A+ Colorado Public Comment: Raise the Bar for Kids

Public Comment September 11, 2019
Colorado State Board of Education

Good Morning Board Chair and members of the Colorado Board of Education. I am Van Schoales the President of A+ Colorado, a research organization committed to improving the quality of our public schools.

I am here to thank you for public discussion regarding the need to need to better align our state school ratings with the state’s educational standards.

We believe there is a significant disconnect to what our state has set as the standard and the measures for what is an effective school.

There are far too many schools that are rated good yet students in these schools are neither reading at standard nor do they have the growth necessary to get them to reading at grade level in a reasonable time.

And at the same time there is a huge difference between schools in the 50th percentile and those in the 90th percentile. We must do more to recognize, understand these EFFECTIVE outliers and support more schools to get there. Growth to standard is the critical measure for knowing how much value a school is adding to a student’s learning.

We believe that it is critical that the bar be set to balance high expectations with what is possible.

A+ Colorado strongly agrees with you to set the growth to standard bar to two years. Our schools must be expected to get students to standard in a reasonable amount of time, otherwise why have the standard? Thank you for your leadership on this important issue.

It is critical that Colorado be able to shed light on those schools that are making progress and also on identifying schools that need help.

We set the bar high for students; we should set the bar high for adults.

We also want to thank CDE for doing some great work in their turnaround network and recognize that there is a need for more resources for these schools and districts when they have great leadership and a solid plan.

We need to support school improvement in the context in which we operate — that means that unfortunately we don’t have financial resources to invest in every school that needs it, but schools should be focused on continuous improvement regardless of whether or not they’re receiving funding aligned with their rating.

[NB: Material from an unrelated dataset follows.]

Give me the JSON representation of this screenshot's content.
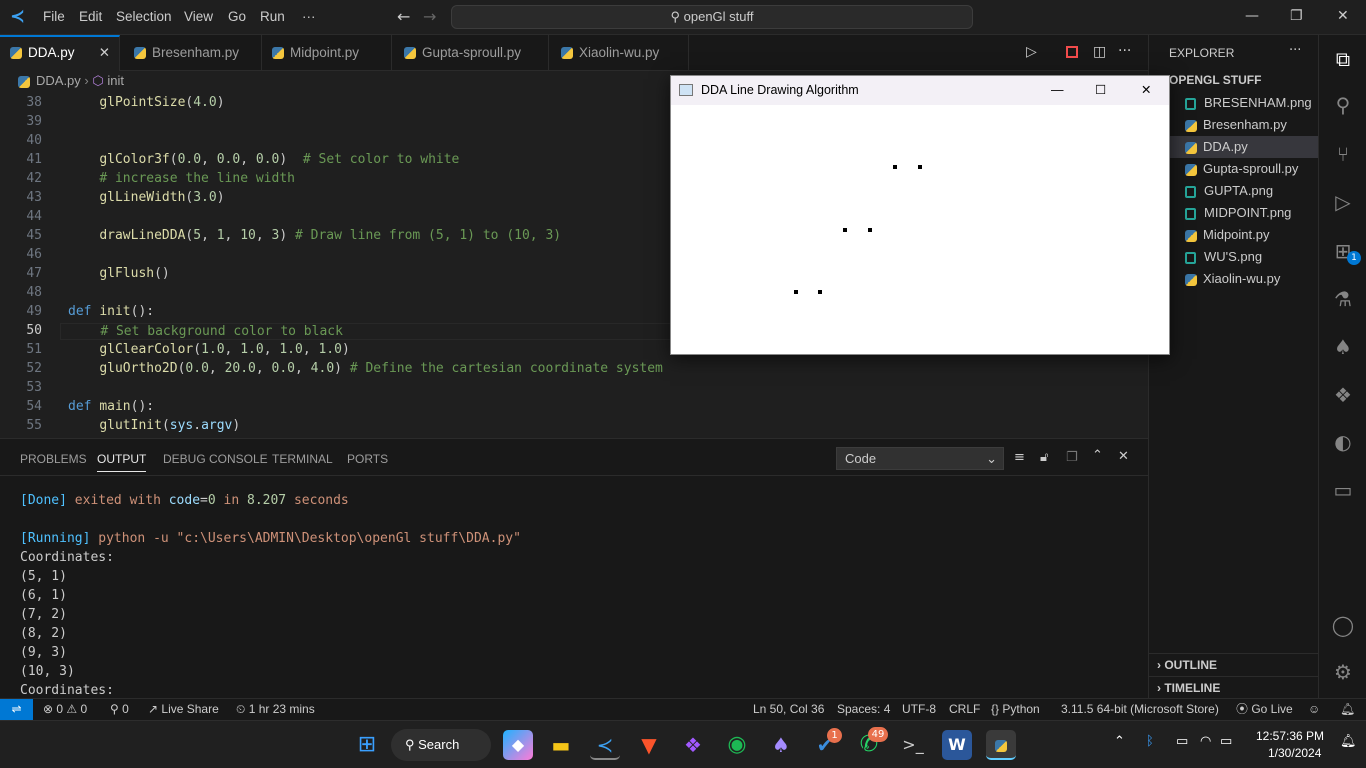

Students and families depend on this improvement and the system must signal to them how their schools are doing.

And last understanding that much of this constrained by state law but more must be done to communicate to families and their communities about how are schools are performing. Our current rating descriptions make little or no sense to most people. Priority Improvement? Is that good or bad?

Thanks for listening.